## YOUR TASK
Filter the entries below, keeping only lines with the word "this".

## THE INPUT

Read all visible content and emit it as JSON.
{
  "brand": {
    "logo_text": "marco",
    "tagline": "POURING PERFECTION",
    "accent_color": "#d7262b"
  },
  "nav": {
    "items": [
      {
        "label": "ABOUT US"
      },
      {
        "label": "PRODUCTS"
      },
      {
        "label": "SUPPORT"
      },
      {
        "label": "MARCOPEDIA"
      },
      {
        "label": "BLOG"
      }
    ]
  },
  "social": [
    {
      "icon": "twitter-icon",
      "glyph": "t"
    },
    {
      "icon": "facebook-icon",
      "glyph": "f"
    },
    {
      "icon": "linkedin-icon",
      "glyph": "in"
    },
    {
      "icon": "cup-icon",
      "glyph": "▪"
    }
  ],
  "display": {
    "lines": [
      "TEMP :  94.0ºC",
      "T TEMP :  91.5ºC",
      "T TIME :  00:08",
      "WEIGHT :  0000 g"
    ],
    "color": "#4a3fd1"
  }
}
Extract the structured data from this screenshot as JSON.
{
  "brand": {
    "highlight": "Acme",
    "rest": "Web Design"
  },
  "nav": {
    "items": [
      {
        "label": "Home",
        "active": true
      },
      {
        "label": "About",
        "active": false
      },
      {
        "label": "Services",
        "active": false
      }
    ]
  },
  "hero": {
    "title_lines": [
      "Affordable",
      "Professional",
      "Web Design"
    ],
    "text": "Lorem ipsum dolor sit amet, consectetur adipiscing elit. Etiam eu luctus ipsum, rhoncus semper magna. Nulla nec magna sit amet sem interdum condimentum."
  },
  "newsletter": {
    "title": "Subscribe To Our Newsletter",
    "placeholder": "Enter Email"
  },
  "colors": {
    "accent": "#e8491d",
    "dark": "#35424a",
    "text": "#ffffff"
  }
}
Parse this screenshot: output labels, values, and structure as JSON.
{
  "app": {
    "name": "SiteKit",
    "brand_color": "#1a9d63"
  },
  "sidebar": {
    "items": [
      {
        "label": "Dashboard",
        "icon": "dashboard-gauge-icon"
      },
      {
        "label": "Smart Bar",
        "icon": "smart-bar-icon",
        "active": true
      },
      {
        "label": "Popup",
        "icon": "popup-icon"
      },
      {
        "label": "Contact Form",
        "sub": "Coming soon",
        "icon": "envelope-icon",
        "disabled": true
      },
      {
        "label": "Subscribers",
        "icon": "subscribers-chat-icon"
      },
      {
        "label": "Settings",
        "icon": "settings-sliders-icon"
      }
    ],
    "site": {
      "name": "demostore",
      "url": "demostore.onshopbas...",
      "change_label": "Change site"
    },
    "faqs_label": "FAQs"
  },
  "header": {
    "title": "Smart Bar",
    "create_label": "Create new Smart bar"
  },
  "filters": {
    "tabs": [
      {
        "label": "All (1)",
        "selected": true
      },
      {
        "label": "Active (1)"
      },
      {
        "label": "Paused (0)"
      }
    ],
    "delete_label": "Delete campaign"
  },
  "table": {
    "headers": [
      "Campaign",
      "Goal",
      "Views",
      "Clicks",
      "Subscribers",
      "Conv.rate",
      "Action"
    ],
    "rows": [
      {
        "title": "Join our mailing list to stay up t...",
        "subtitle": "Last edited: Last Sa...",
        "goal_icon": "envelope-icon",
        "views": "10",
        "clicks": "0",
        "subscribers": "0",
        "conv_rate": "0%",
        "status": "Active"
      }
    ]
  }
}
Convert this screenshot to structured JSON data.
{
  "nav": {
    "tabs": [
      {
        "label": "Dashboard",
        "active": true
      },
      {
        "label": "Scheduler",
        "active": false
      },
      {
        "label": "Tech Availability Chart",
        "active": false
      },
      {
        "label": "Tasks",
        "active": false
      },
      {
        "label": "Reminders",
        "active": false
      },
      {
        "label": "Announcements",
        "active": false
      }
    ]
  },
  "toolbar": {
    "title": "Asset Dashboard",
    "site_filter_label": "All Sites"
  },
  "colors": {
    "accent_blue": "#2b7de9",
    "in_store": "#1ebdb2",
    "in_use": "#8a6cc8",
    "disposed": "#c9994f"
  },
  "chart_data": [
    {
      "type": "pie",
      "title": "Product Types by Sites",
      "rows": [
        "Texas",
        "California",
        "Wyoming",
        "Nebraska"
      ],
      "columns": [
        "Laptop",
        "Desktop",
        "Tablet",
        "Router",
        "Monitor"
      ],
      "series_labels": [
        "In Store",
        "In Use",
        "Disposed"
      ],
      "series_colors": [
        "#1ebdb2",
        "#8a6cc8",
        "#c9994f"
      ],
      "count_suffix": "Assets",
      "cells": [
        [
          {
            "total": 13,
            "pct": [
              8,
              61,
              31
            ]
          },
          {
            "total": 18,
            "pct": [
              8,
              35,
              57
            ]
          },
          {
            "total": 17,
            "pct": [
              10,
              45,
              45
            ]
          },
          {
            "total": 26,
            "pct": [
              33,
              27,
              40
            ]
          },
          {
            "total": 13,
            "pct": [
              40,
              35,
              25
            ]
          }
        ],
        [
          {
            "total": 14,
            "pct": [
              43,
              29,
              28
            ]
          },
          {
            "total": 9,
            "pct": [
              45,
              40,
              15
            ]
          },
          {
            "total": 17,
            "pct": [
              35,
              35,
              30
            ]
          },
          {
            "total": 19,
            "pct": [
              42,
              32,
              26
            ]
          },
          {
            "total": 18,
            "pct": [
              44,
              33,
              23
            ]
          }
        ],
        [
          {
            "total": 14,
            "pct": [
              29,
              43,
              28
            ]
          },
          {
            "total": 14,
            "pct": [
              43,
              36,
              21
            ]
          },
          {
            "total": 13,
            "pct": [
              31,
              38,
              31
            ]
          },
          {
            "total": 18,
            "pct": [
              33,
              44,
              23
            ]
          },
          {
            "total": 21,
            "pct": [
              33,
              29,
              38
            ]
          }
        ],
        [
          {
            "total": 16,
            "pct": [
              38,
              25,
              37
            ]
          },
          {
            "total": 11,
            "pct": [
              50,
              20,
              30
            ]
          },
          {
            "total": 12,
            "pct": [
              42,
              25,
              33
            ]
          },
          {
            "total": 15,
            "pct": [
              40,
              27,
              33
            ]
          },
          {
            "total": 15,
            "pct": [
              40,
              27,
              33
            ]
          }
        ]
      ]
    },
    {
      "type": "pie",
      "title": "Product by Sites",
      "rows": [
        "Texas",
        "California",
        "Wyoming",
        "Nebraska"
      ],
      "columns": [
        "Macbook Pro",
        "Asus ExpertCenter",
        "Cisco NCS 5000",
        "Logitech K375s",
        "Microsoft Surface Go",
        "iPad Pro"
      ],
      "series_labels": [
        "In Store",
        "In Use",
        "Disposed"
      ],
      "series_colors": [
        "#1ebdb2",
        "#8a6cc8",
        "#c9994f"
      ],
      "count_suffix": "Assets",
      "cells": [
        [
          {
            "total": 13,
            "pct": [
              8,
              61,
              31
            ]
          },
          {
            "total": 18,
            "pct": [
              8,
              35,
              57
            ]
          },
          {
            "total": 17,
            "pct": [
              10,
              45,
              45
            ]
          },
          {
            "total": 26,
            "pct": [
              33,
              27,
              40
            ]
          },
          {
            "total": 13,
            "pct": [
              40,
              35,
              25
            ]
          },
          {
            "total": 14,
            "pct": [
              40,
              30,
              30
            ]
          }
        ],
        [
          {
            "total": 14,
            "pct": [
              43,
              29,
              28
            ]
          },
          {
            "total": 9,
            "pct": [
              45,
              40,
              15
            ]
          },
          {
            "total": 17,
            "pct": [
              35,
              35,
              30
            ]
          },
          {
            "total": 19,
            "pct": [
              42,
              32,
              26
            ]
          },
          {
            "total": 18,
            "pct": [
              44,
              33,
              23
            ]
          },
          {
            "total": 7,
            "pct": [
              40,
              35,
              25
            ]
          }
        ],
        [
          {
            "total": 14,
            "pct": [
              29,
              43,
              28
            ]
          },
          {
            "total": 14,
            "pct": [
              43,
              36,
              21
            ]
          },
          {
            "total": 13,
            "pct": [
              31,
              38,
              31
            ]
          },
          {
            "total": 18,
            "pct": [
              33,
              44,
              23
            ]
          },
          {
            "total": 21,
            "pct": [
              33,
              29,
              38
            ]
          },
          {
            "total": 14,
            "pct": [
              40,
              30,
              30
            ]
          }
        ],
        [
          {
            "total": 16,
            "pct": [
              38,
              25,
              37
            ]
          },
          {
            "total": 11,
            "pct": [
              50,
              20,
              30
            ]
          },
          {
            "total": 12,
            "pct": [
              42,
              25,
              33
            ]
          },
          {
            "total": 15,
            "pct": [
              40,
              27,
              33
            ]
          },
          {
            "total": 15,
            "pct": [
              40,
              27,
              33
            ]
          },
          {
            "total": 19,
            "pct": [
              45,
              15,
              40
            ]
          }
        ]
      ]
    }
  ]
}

## ANSWER
Extract the structured data from this screenshot as JSON.
Parse this screenshot: output labels, values, and structure as JSON.
Convert this screenshot to structured JSON data.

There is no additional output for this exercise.